**WHAT IS REQUIRED**
A faithful copy of the entire listing is what is needed.
RECORDS PROVIDED section start
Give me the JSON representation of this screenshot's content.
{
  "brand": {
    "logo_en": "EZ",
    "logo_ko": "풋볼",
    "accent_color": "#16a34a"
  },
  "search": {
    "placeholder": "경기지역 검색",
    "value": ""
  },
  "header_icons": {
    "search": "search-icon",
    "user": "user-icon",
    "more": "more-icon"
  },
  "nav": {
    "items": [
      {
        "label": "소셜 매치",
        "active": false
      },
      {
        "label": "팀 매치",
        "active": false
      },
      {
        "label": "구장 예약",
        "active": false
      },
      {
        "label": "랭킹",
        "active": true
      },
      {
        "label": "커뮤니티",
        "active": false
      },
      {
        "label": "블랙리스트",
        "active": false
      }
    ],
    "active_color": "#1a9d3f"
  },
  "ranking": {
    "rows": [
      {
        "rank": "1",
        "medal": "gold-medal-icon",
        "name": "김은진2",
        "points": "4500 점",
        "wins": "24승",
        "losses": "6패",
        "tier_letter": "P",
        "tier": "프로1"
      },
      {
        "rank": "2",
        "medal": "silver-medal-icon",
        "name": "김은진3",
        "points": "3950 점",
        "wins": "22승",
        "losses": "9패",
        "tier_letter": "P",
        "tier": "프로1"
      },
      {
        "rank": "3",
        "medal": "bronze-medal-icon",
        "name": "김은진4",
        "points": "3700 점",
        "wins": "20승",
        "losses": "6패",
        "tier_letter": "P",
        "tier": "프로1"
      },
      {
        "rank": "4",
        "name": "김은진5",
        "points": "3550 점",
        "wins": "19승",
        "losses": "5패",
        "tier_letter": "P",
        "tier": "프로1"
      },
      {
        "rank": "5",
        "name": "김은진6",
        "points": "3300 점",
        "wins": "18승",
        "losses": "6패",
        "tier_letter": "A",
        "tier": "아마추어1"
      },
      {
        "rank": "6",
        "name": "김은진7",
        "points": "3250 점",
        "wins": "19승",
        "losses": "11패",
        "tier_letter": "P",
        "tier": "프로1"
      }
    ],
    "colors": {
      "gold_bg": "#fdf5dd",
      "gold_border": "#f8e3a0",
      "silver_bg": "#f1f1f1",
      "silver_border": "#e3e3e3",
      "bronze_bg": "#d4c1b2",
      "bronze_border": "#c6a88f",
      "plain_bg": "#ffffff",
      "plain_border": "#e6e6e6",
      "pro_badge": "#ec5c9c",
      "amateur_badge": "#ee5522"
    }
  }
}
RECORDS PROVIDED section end
**RESULT OF THIS TASK**
Give me the JSON representation of this screenshot's content.
{
  "brand": {
    "logo_en": "EZ",
    "logo_ko": "풋볼",
    "accent_color": "#16a34a"
  },
  "search": {
    "placeholder": "경기지역 검색",
    "value": ""
  },
  "header_icons": {
    "search": "search-icon",
    "user": "user-icon",
    "more": "more-icon"
  },
  "nav": {
    "items": [
      {
        "label": "소셜 매치",
        "active": false
      },
      {
        "label": "팀 매치",
        "active": false
      },
      {
        "label": "구장 예약",
        "active": false
      },
      {
        "label": "랭킹",
        "active": true
      },
      {
        "label": "커뮤니티",
        "active": false
      },
      {
        "label": "블랙리스트",
        "active": false
      }
    ],
    "active_color": "#1a9d3f"
  },
  "ranking": {
    "rows": [
      {
        "rank": "1",
        "medal": "gold-medal-icon",
        "name": "김은진2",
        "points": "4500 점",
        "wins": "24승",
        "losses": "6패",
        "tier_letter": "P",
        "tier": "프로1"
      },
      {
        "rank": "2",
        "medal": "silver-medal-icon",
        "name": "김은진3",
        "points": "3950 점",
        "wins": "22승",
        "losses": "9패",
        "tier_letter": "P",
        "tier": "프로1"
      },
      {
        "rank": "3",
        "medal": "bronze-medal-icon",
        "name": "김은진4",
        "points": "3700 점",
        "wins": "20승",
        "losses": "6패",
        "tier_letter": "P",
        "tier": "프로1"
      },
      {
        "rank": "4",
        "name": "김은진5",
        "points": "3550 점",
        "wins": "19승",
        "losses": "5패",
        "tier_letter": "P",
        "tier": "프로1"
      },
      {
        "rank": "5",
        "name": "김은진6",
        "points": "3300 점",
        "wins": "18승",
        "losses": "6패",
        "tier_letter": "A",
        "tier": "아마추어1"
      },
      {
        "rank": "6",
        "name": "김은진7",
        "points": "3250 점",
        "wins": "19승",
        "losses": "11패",
        "tier_letter": "P",
        "tier": "프로1"
      }
    ],
    "colors": {
      "gold_bg": "#fdf5dd",
      "gold_border": "#f8e3a0",
      "silver_bg": "#f1f1f1",
      "silver_border": "#e3e3e3",
      "bronze_bg": "#d4c1b2",
      "bronze_border": "#c6a88f",
      "plain_bg": "#ffffff",
      "plain_border": "#e6e6e6",
      "pro_badge": "#ec5c9c",
      "amateur_badge": "#ee5522"
    }
  }
}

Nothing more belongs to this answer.